What lines below include the word "JSON"? Copy each one.
Records for the exercise Start Marker
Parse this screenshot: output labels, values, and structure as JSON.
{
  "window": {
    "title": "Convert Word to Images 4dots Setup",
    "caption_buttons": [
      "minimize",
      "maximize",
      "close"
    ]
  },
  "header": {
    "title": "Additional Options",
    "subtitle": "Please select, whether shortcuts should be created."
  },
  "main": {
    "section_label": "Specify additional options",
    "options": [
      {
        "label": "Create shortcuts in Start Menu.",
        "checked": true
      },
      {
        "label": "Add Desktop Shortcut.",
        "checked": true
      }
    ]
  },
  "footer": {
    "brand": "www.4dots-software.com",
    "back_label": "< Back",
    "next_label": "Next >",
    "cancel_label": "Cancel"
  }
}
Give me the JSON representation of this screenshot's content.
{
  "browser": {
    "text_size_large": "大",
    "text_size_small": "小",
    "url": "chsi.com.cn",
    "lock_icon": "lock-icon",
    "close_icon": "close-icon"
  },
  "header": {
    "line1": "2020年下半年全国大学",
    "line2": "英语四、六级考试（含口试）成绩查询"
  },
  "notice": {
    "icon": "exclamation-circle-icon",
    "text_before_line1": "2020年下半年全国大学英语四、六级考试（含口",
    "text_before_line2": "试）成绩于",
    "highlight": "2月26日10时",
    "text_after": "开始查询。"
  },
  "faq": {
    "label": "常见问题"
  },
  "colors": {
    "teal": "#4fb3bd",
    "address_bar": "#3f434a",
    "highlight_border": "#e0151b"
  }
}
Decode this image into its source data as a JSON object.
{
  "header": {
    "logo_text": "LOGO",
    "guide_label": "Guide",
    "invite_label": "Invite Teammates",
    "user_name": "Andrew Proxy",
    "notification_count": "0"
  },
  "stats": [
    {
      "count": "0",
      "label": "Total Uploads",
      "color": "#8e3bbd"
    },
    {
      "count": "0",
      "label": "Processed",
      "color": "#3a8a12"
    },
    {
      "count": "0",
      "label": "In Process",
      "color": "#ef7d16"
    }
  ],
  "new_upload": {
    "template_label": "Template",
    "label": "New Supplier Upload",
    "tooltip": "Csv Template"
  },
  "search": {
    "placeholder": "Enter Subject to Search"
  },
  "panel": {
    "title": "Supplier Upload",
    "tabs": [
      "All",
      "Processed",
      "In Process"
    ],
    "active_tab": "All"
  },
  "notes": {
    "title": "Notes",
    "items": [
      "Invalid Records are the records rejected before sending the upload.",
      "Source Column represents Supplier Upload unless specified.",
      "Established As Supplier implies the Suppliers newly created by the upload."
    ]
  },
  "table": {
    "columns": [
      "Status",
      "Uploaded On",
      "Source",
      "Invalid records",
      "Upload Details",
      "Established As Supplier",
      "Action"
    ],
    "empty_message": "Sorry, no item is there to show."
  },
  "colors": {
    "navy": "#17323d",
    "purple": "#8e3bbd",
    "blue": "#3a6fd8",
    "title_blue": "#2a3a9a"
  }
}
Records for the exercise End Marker
[Exercise solution]
Parse this screenshot: output labels, values, and structure as JSON.
Give me the JSON representation of this screenshot's content.
Decode this image into its source data as a JSON object.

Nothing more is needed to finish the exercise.